While outright currency strategies do not carry explicit sustainability purpose, in our view, we note that currency exposures are essential to achieving risk and return objectives. Therefore, even for investors who seek to allocate most of their portfolios in sustainable investing strategies, traditional currency strategies have an important role in the portfolio, as we discuss in the Year Ahead 2023 report. This is particularly relevant when investing in or lending to companies that operate in emerging and frontier markets.
Uncorrelated alternative investment strategies.
Putting capital to work in private markets in the years after a market downturn has historically proven to be a rewarding strategy over the long term. Within private equity, investments in climate technologies and breakthrough healthcare solutions, such as medical devices and genetic therapies, could offer opportunities to investors to drive incremental and measurable positive impact – or what we refer to as “impact investing”. In addition, sustainable infrastructure, such renewables, energy storage and smart mobility, will continue to be instrumental in advancing sustainability objectives. In our view, select impact private market investments in 2023 and beyond can help drive sustainability objectives while offering the opportunity for competitive financial returns in the long-term.

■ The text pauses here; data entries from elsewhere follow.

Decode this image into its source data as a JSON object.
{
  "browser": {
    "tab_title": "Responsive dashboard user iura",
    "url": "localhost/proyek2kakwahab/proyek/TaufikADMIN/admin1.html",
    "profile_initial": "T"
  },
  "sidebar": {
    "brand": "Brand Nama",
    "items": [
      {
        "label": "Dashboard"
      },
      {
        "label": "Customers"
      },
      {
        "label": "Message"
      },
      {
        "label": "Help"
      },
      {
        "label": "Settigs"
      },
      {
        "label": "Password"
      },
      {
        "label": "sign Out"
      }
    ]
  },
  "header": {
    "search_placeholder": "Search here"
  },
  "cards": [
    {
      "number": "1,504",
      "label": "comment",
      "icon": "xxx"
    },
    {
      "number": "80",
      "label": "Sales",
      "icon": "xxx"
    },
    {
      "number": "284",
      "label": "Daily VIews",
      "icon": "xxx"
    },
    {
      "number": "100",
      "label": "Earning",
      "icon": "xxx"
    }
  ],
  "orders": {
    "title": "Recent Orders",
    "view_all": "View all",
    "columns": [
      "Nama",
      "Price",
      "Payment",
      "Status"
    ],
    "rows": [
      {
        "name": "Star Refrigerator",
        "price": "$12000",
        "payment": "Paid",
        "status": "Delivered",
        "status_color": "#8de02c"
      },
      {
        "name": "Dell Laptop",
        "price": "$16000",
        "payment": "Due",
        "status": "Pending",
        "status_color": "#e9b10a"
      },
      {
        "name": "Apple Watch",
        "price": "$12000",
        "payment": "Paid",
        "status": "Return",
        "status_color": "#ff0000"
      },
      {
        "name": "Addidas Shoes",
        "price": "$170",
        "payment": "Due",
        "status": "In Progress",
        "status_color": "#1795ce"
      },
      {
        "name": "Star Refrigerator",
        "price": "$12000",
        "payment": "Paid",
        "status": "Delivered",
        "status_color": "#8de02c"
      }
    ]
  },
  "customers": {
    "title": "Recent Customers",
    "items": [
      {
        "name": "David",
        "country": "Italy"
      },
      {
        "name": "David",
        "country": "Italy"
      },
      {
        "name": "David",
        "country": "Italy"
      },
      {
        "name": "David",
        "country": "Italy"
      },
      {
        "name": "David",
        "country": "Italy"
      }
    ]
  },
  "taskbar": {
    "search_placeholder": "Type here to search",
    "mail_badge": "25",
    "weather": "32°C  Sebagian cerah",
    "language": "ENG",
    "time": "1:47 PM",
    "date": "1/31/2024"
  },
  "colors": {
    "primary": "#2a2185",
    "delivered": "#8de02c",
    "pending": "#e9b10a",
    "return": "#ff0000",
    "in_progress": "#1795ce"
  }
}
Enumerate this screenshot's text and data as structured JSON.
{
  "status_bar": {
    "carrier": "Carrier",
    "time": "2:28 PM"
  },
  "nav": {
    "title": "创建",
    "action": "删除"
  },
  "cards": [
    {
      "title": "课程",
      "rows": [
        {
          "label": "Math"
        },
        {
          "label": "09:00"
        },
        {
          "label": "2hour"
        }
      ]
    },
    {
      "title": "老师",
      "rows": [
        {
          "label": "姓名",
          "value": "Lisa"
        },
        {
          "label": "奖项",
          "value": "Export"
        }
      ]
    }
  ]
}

Main contributors: Andrew Lee, Antonia Sariyska, Amantia Muhedini, Michelle Laliberte
See the full report - Sustainable Investing Perspectives: The Year Ahead, 12 December, 2022.
Watch the UBS Trending episode: The Year Ahead - Sustainable Investing.
This content is a product of the UBS Chief Investment Office (CIO).